“That can’t be,” I told my wife.
“Pull over somewhere,” she responded.
I pulled over next to a tall corn stalk and looked closely at my phone. It was then that I realized that the GPS had been mistakenly set to bicycle mode. That explained the long trip, the beautiful country roads and the lack of steep hills. Had we been so inclined, we would have been on a very pleasant bike ride.
But there was a wedding to get to, which started at 5:30, and the GPS, when set to car mode, told us we’d be 10 minutes late.
“No worries,” said my wife. “Weddings never begin on time.”
Or so we thought.
Finally, we got to the farm, about 10 minutes late. We saw the white wooden folding chairs all set up in rows on the lawn outside the barn and a white chuppah (wedding canopy) in front of them. It looked like the ceremony had actually started on time. :::sigh:::
Miraculously, there was one parking spot open and we took it, and quietly left the car to find our seats. But as I stood by the driver’s side door, I heard a loud alarm go off and looked around to see where it was coming from.

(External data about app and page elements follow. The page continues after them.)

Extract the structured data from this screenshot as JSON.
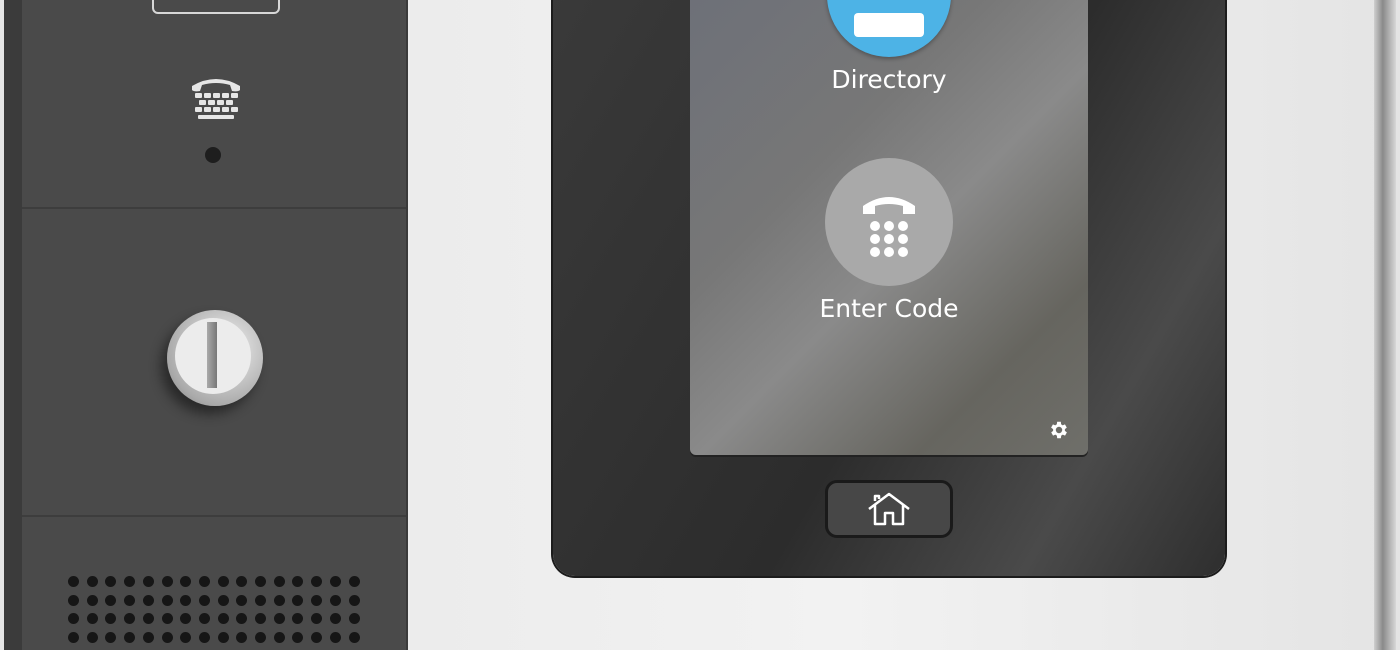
{
  "colors": {
    "directory_accent": "#4db3e6",
    "code_button": "#a9a9a9",
    "panel": "#4a4a4a",
    "bezel": "#2e2e2e"
  },
  "screen": {
    "directory": {
      "label": "Directory",
      "icon": "directory-icon"
    },
    "enter_code": {
      "label": "Enter Code",
      "icon": "keypad-phone-icon"
    },
    "settings": {
      "icon": "gear-icon"
    }
  },
  "hardware": {
    "home_button": {
      "icon": "home-icon"
    },
    "tty_icon": "tty-icon",
    "lock": "key-lock-icon",
    "speaker": "speaker-grille"
  }
}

Oh no, it was coming from our car! And we were interrupting the entire wedding with the loud beeping of an alarm I didn’t even know the car had, with no idea how to turn it off.
I looked for my wife, who was crouched down behind the car, afraid that people would see her. Clearly she was not going to be helpful. I quickly jumped back into the driver’s seat, slipped the key in the ignition and the alarm stopped. For some unknown reason, when I took the key out and left the car, the alarm did not come back on. To this day, I have no idea why.

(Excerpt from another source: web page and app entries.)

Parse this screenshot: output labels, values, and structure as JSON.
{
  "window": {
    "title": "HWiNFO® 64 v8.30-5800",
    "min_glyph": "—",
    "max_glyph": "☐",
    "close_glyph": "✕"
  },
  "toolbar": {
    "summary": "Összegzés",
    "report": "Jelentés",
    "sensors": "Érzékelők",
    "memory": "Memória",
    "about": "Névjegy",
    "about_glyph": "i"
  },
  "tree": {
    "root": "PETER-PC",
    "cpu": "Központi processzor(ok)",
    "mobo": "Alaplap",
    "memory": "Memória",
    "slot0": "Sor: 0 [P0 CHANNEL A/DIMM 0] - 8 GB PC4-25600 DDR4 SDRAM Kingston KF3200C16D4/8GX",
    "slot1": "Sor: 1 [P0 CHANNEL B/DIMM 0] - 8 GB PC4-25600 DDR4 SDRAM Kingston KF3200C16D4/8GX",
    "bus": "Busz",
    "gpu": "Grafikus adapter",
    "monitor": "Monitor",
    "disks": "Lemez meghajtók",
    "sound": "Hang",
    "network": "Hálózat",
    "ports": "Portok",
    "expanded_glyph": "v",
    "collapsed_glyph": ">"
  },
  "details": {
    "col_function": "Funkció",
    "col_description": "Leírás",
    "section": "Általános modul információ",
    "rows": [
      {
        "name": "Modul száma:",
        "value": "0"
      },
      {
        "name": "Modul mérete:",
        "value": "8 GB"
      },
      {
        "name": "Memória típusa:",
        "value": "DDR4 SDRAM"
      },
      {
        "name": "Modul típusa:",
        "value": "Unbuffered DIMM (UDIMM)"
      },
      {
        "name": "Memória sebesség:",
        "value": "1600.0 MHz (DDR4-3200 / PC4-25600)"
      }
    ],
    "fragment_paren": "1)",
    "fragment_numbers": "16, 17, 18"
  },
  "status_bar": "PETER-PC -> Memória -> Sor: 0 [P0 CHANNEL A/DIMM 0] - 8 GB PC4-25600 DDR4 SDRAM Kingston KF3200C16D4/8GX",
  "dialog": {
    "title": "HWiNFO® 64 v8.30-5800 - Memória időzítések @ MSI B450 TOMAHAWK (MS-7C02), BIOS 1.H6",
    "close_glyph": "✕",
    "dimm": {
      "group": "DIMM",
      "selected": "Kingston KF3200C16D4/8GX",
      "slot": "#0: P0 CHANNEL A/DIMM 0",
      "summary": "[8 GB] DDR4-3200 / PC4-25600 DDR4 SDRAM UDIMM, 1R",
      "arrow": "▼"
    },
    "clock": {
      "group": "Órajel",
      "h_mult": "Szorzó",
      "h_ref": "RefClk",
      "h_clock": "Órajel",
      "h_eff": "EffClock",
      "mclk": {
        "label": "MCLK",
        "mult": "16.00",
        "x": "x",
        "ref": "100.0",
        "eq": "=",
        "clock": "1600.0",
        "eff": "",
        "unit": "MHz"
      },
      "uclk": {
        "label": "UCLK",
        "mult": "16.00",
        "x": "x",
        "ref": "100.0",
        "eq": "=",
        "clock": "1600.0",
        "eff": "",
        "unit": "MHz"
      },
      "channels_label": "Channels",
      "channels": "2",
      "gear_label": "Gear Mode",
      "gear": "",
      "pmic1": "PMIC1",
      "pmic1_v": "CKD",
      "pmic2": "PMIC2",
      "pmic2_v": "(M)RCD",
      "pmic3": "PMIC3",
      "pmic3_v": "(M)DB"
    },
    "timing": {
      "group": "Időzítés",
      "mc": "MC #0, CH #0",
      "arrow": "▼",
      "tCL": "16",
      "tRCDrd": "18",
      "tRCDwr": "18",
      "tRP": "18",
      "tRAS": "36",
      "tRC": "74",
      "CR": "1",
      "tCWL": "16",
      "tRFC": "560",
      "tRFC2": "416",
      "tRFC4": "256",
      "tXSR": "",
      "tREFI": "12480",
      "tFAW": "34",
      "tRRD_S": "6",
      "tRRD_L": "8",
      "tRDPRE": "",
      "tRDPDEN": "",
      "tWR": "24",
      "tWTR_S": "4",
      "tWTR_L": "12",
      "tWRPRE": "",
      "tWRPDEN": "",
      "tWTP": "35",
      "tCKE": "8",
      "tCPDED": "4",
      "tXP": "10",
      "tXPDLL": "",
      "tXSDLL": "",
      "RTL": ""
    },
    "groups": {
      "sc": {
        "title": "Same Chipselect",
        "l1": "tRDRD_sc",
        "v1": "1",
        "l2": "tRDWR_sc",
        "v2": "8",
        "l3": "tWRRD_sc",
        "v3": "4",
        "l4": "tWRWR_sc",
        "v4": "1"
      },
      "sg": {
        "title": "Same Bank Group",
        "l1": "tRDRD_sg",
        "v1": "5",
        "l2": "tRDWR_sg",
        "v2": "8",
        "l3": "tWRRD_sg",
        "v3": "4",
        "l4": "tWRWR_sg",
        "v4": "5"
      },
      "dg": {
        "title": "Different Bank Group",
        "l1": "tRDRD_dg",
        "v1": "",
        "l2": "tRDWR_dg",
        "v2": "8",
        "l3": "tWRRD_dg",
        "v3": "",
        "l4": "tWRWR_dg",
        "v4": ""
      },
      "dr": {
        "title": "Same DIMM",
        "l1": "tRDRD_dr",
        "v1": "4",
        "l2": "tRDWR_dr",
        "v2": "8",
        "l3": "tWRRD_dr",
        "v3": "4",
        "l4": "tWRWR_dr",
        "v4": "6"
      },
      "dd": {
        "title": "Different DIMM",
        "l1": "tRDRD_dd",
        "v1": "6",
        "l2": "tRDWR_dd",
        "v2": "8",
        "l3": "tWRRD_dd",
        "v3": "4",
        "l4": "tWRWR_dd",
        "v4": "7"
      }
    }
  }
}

We did the walk of shame to the white wooden folding chairs in the back row, and the wedding continued.
The worst part of the whole story is that it was my wife’s brother, a close friend of the brides’, who was officiating. When the alarm went off, one of the brides turned to him and said. “That’s your sister.”

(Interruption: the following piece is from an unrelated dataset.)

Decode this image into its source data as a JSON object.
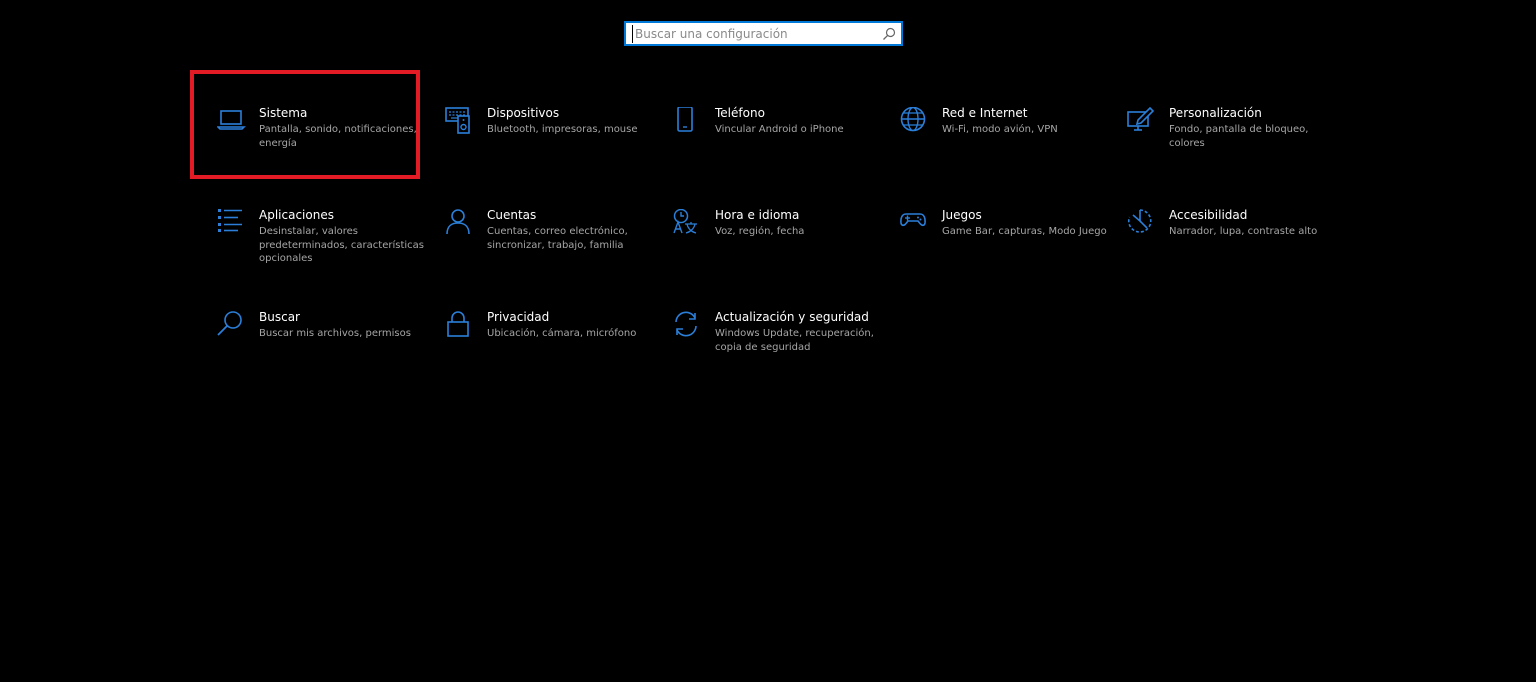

What will keep you safe—and sane—when you find yourself in a new and unfamiliar place convinced you’ll never find anyone like you?
For Robin and Tracy, it’s the rules they set for themselves as they begin their first semester at Adams University near Boston.
Robin is determined to hide in her room writing until she can get back to her homeless gay friends in New York City, whose easy exchange of sex and friendship inspires her creativity. She’s sworn off perfect princesses like Tracy Patterson, no matter how attractive she finds the mysterious Southerner on her hall with the long blonde hair and tight jeans.
And Tracy has no interest in cynical, smart-mouthed Northerners like Robin. She has her own set of rules—fine-tuned back home in North Carolina where she had a fake boyfriend and an uncomplicated string of older female lovers, including her mother’s best friend. Here at college, she already has her first conquest planned, and it’s certainly not Robin Greene.
This is a love story about two young women who can only find their true selves by finding one another. But are Robin and Tracy willing to give up all they think they know in order to find happiness?
Sometimes in life, the person who will matter most is the one who’s an exception to the rule.
MEET THE AUTHOR
Cindy Rizzo is the author of three novels, Getting Back (2015, Ylva Publishing), Love Is Enough (self-published, 2014), and Exception to the Rule (self-published, 2013), which won the 2014 Goldie for Best Debut Author. Her short stories have appeared in Unwrap These Presents (Ylva), Conference Call (Bella Books), and Language of Love (Ylva); and she has an essay in Our Happy Hours, LGBT Voices from the Gay Bars (Flashpoint Publ.). Her young adult speculative fiction novel, The Papercutter, will hopefully soon be scheduled for publication.
CONNECT WITH CINDY RIZZO
Thanks so much for stopping by today.